  2. Internet Presence: The active crowd consists of those who are already searching for an event to participate in. These individuals find events via the internet—and for this reason, it is paramount that your event has a web presence. Simply posting a registration page is often not enough. There are a number of ways to do this—one method is to scour the web for running calendars to add your event to. Running a dedicated Facebook page also exposes a large number of individuals to the event—and keeps prior registrants in the loop when the next event rolls along. Another method is email promotions—various registration services, including Databar Events, offer far-reaching email exposure. Finally, sponsorships by established brands or businesses are very good for web presence—if you can negotiate having your event advertised on their own webpage, you can benefit from their site traffic. Other than the aforementioned methods, web presence is a complicated topic—and if you’re serious about growing your event and seem to have reached a plateau, we recommend looking into search engine optimization (also known as SEO).
  3. Discounts: Even small coupons go a long way. People love to feel like they’re saving money—and so, distributing coupon codes or other discounts to local running clubs or running stores tends to be very effective. Make sure you advertise these coupons in some way—they don’t work if others don’t know they exist to begin with. Posting coupon codes to an event Facebook page is a very effective method of proliferation. Creating family or group discounts is another good strategy when it comes to bolstering registrations, as it encourages a number of people to register at the same time.

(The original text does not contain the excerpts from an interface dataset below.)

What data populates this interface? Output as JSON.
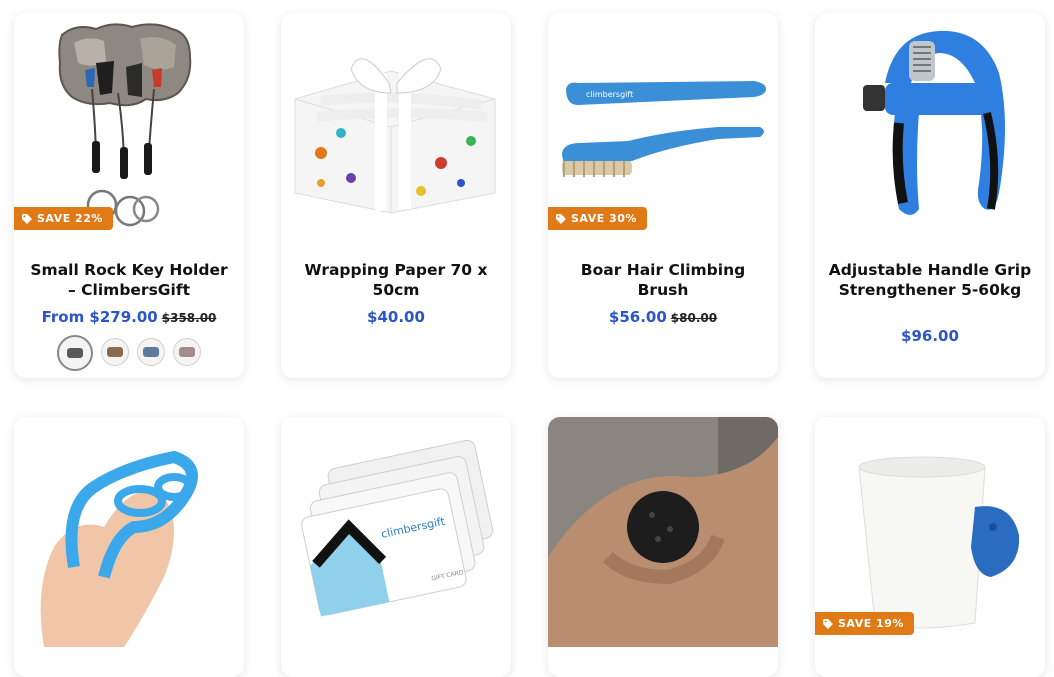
{
  "products": [
    {
      "title": "Small Rock Key Holder – ClimbersGift",
      "price_prefix": "From ",
      "price": "$279.00",
      "compare_price": "$358.00",
      "badge": "SAVE 22%",
      "image": "key-holder",
      "swatch_colors": [
        "#5a5a5a",
        "#8a6a50",
        "#5c7a9e",
        "#a48a8a"
      ]
    },
    {
      "title": "Wrapping Paper 70 x 50cm",
      "price": "$40.00",
      "image": "wrapped-gift"
    },
    {
      "title": "Boar Hair Climbing Brush",
      "price": "$56.00",
      "compare_price": "$80.00",
      "badge": "SAVE 30%",
      "image": "blue-brushes",
      "brand_mark": "climbersgift"
    },
    {
      "title": "Adjustable Handle Grip Strengthener 5-60kg",
      "price": "$96.00",
      "image": "hand-gripper"
    },
    {
      "image": "finger-stretcher"
    },
    {
      "image": "gift-cards",
      "brand_mark": "climbersgift",
      "card_text": "GIFT CARD"
    },
    {
      "image": "grip-ball"
    },
    {
      "image": "mug-with-hold",
      "badge": "SAVE 19%"
    }
  ],
  "colors": {
    "badge": "#e07a16",
    "price": "#2b55c8",
    "title": "#111111"
  }
}
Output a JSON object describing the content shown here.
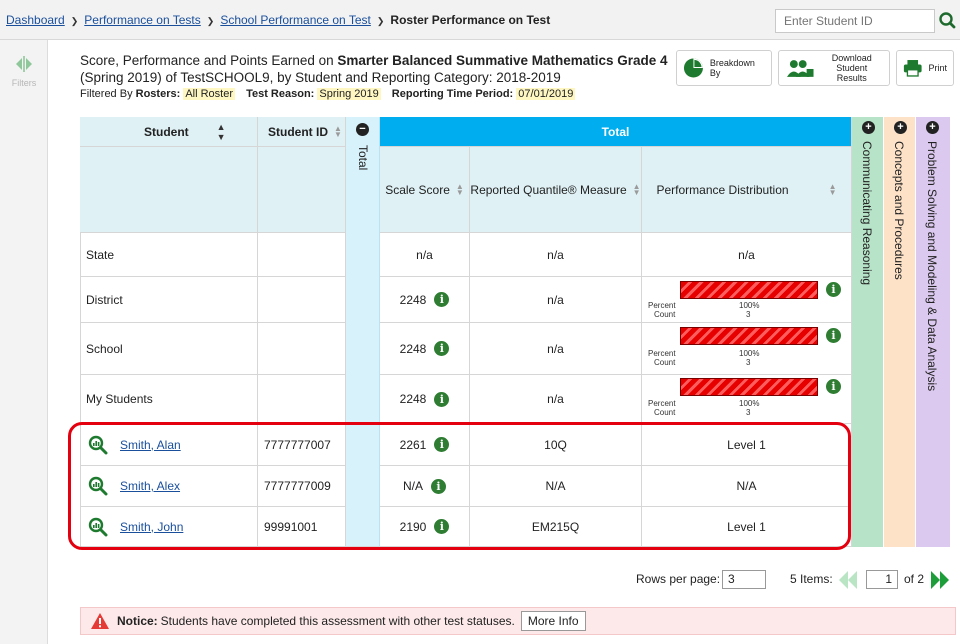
{
  "breadcrumb": {
    "items": [
      "Dashboard",
      "Performance on Tests",
      "School Performance on Test"
    ],
    "current": "Roster Performance on Test"
  },
  "search": {
    "placeholder": "Enter Student ID"
  },
  "sidebar": {
    "filters_label": "Filters"
  },
  "report": {
    "title_prefix": "Score, Performance and Points Earned on ",
    "test_name": "Smarter Balanced Summative Mathematics Grade 4",
    "title_suffix": "(Spring 2019) of TestSCHOOL9, by Student and Reporting Category: 2018-2019",
    "filtered_by": "Filtered By",
    "rosters_key": "Rosters:",
    "rosters_val": "All Roster",
    "reason_key": "Test Reason:",
    "reason_val": "Spring 2019",
    "period_key": "Reporting Time Period:",
    "period_val": "07/01/2019"
  },
  "toolbar": {
    "breakdown": "Breakdown By",
    "download_line1": "Download",
    "download_line2": "Student Results",
    "print": "Print"
  },
  "table": {
    "col_student": "Student",
    "col_student_id": "Student ID",
    "col_total_collapsed": "Total",
    "col_total": "Total",
    "col_scale": "Scale Score",
    "col_quantile": "Reported Quantile® Measure",
    "col_perf": "Performance Distribution",
    "categories": [
      "Communicating Reasoning",
      "Concepts and Procedures",
      "Problem Solving and Modeling & Data Analysis"
    ],
    "summary_rows": [
      {
        "name": "State",
        "scale": "n/a",
        "quantile": "n/a",
        "perf": "n/a"
      },
      {
        "name": "District",
        "scale": "2248",
        "quantile": "n/a",
        "percent": "100%",
        "count": "3"
      },
      {
        "name": "School",
        "scale": "2248",
        "quantile": "n/a",
        "percent": "100%",
        "count": "3"
      },
      {
        "name": "My Students",
        "scale": "2248",
        "quantile": "n/a",
        "percent": "100%",
        "count": "3"
      }
    ],
    "percent_label": "Percent",
    "count_label": "Count",
    "student_rows": [
      {
        "name": "Smith, Alan",
        "id": "7777777007",
        "scale": "2261",
        "quantile": "10Q",
        "level": "Level 1"
      },
      {
        "name": "Smith, Alex",
        "id": "7777777009",
        "scale": "N/A",
        "quantile": "N/A",
        "level": "N/A"
      },
      {
        "name": "Smith, John",
        "id": "99991001",
        "scale": "2190",
        "quantile": "EM215Q",
        "level": "Level 1"
      }
    ],
    "info_glyph": "i"
  },
  "pagination": {
    "rows_label": "Rows per page:",
    "rows_value": "3",
    "items_label": "5 Items:",
    "page_value": "1",
    "of_label": "of 2"
  },
  "notice": {
    "label": "Notice:",
    "text": " Students have completed this assessment with other test statuses.",
    "button": "More Info"
  },
  "colors": {
    "accent": "#00aeef",
    "header_bg": "#dff1f5",
    "cat1": "#b7e3c8",
    "cat2": "#fde2c8",
    "cat3": "#dcc9ef",
    "highlight": "#e4000f"
  }
}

If you feel like you’ve exhausted these three suggestions, don’t give up—chances are there’s something you overlooked or there’s a different approach unique to your situation to pursue. Take a step back and compare your event with others. What do they have that your event doesn’t? Often, asking that question will bring you to the missing piece.

For race directors, starting out is the most challenging period. As you host more and more events, you’ll attract larger numbers of registrants by word of mouth—but at the beginning, you don’t have that benefit. Don’t be afraid to reach out to your event hosting service for ideas—professional agencies naturally have insight into the industry and can help point you in the right direction. If you don’t see success at first, don’t quit! Once you get over the toughest hurdle—the very start—your events will grow at a much more steady pace.

 

Roxanne Castelone

Databar Events Team